Infantry Brigade Combat Teams (IBCTs) constitute the Army’s “light” ground forces and are an important part of the nation’s ability to project forces overseas. The wars in Iraq and Afghanistan, as well as current thinking by Army leadership as to where and how future conflicts would be fought, suggest IBCTs are limited operationally by their lack of assigned transport and reconnaissance vehicles as well as firepower against hardened targets and armored vehicles.
There are three types of IBCTs: Light, Airborne, and Air Assault. Light IBCTs are primarily foot-mobile forces. Light IBCTs can move by foot, by vehicle, or by air (either air landed or by helicopter). Airborne IBCTs are specially trained and equipped to conduct parachute assaults. Air Assault IBCTs are specially trained and equipped to conduct helicopter assaults.
Currently, the Army contends IBCTs face a number of limitations:
-- The IBCT lacks the ability to decisively close with and destroy the enemy under restricted terrains such as mountains, littorals, jungles, subterranean areas, and urban areas to minimize excessive physical burdens imposed by organic material systems.
-- The IBCT lacks the ability to maneuver and survive in close combat against hardened enemy fortifications, light armored vehicles, and dismounted personnel.
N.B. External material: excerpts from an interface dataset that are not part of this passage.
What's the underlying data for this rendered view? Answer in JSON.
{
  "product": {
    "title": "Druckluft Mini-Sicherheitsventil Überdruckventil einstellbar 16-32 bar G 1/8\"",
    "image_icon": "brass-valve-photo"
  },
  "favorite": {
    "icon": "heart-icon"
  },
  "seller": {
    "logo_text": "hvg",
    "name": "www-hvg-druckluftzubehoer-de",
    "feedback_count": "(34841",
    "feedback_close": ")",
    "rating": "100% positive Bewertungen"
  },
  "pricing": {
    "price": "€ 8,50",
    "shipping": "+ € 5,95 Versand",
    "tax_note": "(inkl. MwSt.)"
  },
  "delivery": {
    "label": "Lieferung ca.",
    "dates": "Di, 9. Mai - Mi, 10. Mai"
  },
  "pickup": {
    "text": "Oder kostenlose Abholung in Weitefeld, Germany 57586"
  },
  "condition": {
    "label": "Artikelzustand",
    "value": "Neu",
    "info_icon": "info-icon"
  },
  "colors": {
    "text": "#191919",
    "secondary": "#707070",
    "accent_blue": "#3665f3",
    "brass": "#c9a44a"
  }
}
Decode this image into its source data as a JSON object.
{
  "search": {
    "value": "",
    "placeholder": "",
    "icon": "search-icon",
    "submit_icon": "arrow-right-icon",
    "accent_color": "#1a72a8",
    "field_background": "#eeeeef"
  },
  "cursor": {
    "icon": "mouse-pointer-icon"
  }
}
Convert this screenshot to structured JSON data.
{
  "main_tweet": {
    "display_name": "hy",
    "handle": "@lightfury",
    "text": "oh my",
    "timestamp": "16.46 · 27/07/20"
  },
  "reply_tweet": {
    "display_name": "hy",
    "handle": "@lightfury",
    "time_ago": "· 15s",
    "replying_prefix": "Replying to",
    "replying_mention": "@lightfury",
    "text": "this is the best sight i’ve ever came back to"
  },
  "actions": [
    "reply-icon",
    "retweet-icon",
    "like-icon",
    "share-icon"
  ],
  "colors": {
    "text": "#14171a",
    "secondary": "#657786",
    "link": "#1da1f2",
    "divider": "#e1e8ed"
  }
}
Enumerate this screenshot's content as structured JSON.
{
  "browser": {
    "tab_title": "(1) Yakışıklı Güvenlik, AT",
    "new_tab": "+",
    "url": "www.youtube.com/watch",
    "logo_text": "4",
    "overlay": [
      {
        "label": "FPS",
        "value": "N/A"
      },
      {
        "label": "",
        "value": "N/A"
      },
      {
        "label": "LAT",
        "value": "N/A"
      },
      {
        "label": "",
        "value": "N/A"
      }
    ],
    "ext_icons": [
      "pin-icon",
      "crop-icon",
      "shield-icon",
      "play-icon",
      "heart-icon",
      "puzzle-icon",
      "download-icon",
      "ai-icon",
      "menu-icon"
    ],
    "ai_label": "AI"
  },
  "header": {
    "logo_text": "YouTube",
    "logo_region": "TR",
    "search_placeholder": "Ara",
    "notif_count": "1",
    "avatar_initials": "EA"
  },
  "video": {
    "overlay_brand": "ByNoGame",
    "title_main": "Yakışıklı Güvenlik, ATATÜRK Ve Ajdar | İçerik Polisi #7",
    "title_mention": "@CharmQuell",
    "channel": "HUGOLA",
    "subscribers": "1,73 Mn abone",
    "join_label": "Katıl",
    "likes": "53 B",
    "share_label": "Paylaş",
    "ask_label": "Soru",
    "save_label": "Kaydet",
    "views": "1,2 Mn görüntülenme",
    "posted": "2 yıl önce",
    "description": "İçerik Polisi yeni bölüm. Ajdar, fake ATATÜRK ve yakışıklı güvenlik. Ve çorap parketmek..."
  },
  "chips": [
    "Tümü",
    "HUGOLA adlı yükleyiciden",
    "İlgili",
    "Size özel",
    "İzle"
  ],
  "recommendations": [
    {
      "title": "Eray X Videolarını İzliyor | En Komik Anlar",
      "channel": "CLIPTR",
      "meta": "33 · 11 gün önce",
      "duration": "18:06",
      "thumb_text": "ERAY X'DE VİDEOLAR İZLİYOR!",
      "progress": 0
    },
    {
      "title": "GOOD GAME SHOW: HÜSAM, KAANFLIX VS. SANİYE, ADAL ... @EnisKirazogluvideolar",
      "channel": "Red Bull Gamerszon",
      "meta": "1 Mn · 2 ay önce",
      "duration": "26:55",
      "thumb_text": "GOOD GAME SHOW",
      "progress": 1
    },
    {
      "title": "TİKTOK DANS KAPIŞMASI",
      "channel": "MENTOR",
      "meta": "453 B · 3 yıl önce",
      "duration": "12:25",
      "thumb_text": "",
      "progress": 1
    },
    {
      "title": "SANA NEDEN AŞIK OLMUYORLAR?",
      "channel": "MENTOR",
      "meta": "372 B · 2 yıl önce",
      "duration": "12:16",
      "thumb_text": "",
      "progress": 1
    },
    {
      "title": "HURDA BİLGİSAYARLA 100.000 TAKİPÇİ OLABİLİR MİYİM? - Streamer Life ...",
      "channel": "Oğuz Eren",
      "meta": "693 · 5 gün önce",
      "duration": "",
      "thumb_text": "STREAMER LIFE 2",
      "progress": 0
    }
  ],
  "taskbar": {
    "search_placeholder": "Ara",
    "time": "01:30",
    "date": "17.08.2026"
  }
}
-- IBCTs lack the support of a mobile protected firepower capability to apply immediate, lethal, long-range direct fires in the engagement of hardened enemy bunkers, light armored vehicles, and dismounted personnel in machine gun and sniper positions; with all-terrain mobility and scalable armor protection; capable of conducting operations in all environments.
To address these limitations, the Army is undertaking three programs: the Ground Mobility Vehicle (GMV)/Infantry Squad Vehicle (ISV), formerly known as the Ultra-Light Combat Vehicle (ULCV); the Light Reconnaissance Vehicle (LRV); and the Mobile Protected Firepower (MPF)programs. These programs would be based on vehicles that are commercially available. This approach serves to reduce costs and the time it takes to field combat vehicles.
The GMV/ISV is intended to provide mobility to the rifle squad and company. The LRV would provide protection to the moving force by means of scouts, sensors, and a variety of medium-caliber weapons, and the MPF would offer the IBCT the capability to engage and destroy fortifications, bunkers, buildings, and light-to-medium armored vehicles more effectively. The FY2020 Army GMV budget request for $37 million in procurement funding supports the procurement of 69 GMVs for the U.S. Army Special Operations Command and 15 ISVs for the Army.
The FY2020 GMV Research, Development, Test & Evaluation (RDT&E) request is for $3 million to support operational testing. The Army did not submit a FY2020 budget request for the LRV program. The FY2020 Army MPF budget request for $310.152 million in RDT&E funding supports the continuation of rapid prototyping efforts and the completion of 24 prototypes.
Potential issues for Congress include the future of the LRV effort; Security Force Assistance Brigades (SFABs) and GMV/ISV, LRV, and MPF requirements; and GMV/ISV, LRV, and MPF fielding plans.
Click here for the full report (18 PDF pages) hosted on the website of the Federation of American Scientists.